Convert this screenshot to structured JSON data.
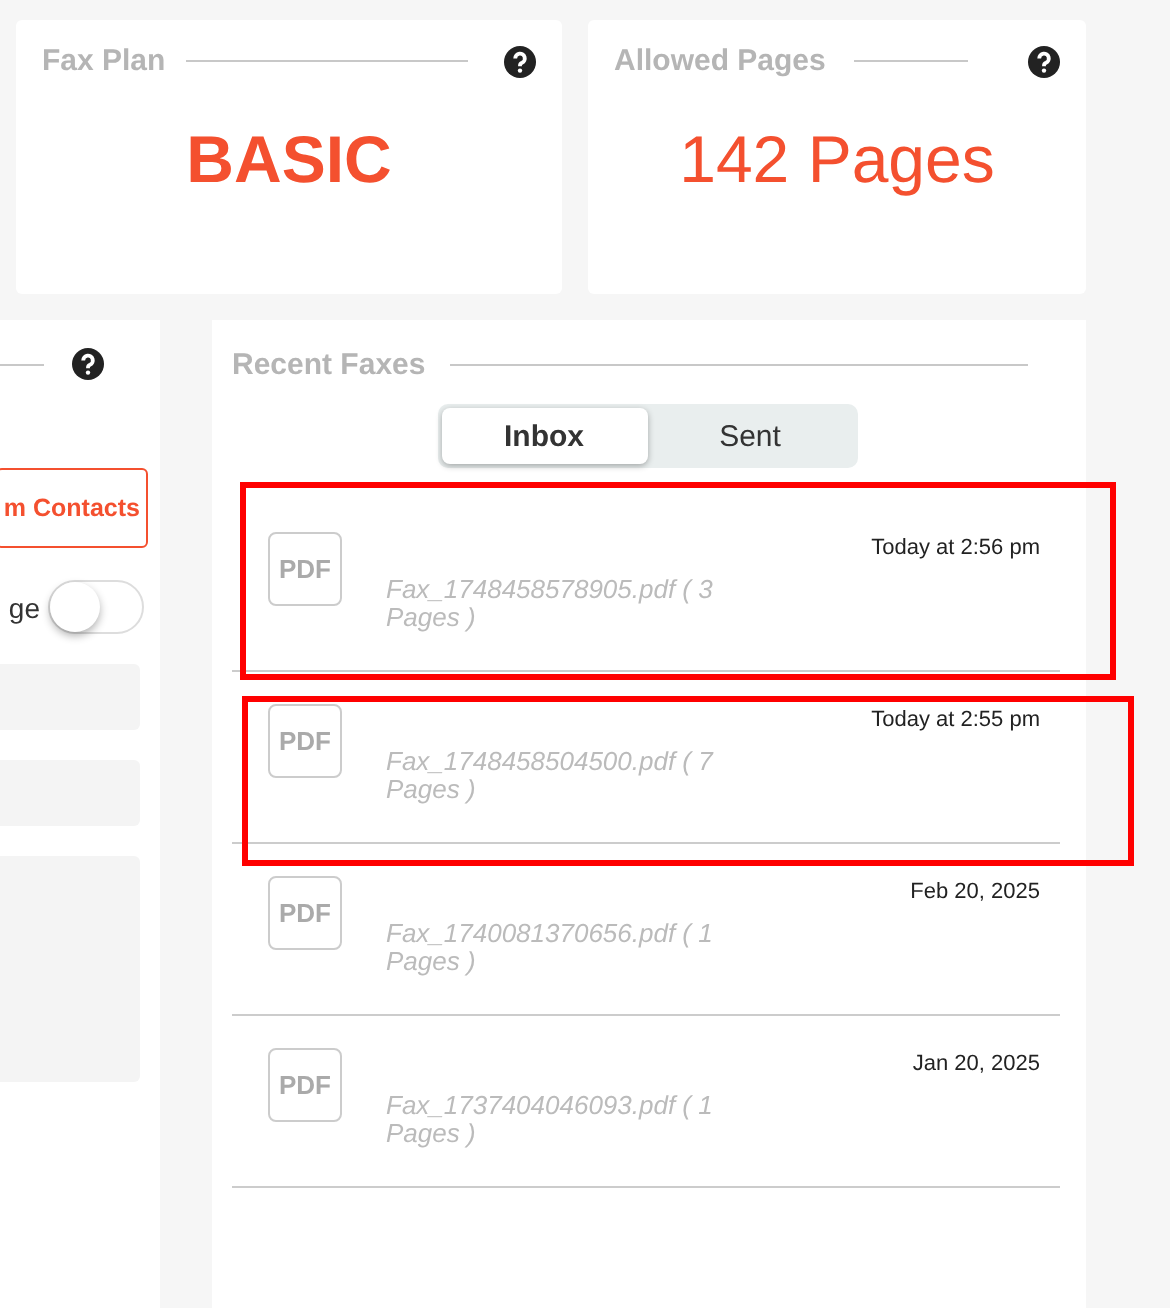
{
  "cards": [
    {
      "title": "Fax Plan",
      "value": "BASIC"
    },
    {
      "title": "Allowed Pages",
      "value": "142 Pages"
    }
  ],
  "left_panel": {
    "button": "m Contacts",
    "toggle": {
      "label": "ge",
      "on": false
    }
  },
  "recent_faxes": {
    "title": "Recent Faxes",
    "tabs": [
      {
        "label": "Inbox",
        "selected": true
      },
      {
        "label": "Sent",
        "selected": false
      }
    ],
    "items": [
      {
        "icon_label": "PDF",
        "file": "Fax_1748458578905.pdf ( 3 Pages )",
        "time": "Today at 2:56 pm",
        "highlighted": true
      },
      {
        "icon_label": "PDF",
        "file": "Fax_1748458504500.pdf ( 7 Pages )",
        "time": "Today at 2:55 pm",
        "highlighted": true
      },
      {
        "icon_label": "PDF",
        "file": "Fax_1740081370656.pdf ( 1 Pages )",
        "time": "Feb 20, 2025",
        "highlighted": false
      },
      {
        "icon_label": "PDF",
        "file": "Fax_1737404046093.pdf ( 1 Pages )",
        "time": "Jan 20, 2025",
        "highlighted": false
      }
    ]
  }
}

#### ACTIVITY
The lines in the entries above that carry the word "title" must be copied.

#### EXERCISE RESULT
      "title": "Fax Plan",
      "title": "Allowed Pages",
    "title": "Recent Faxes",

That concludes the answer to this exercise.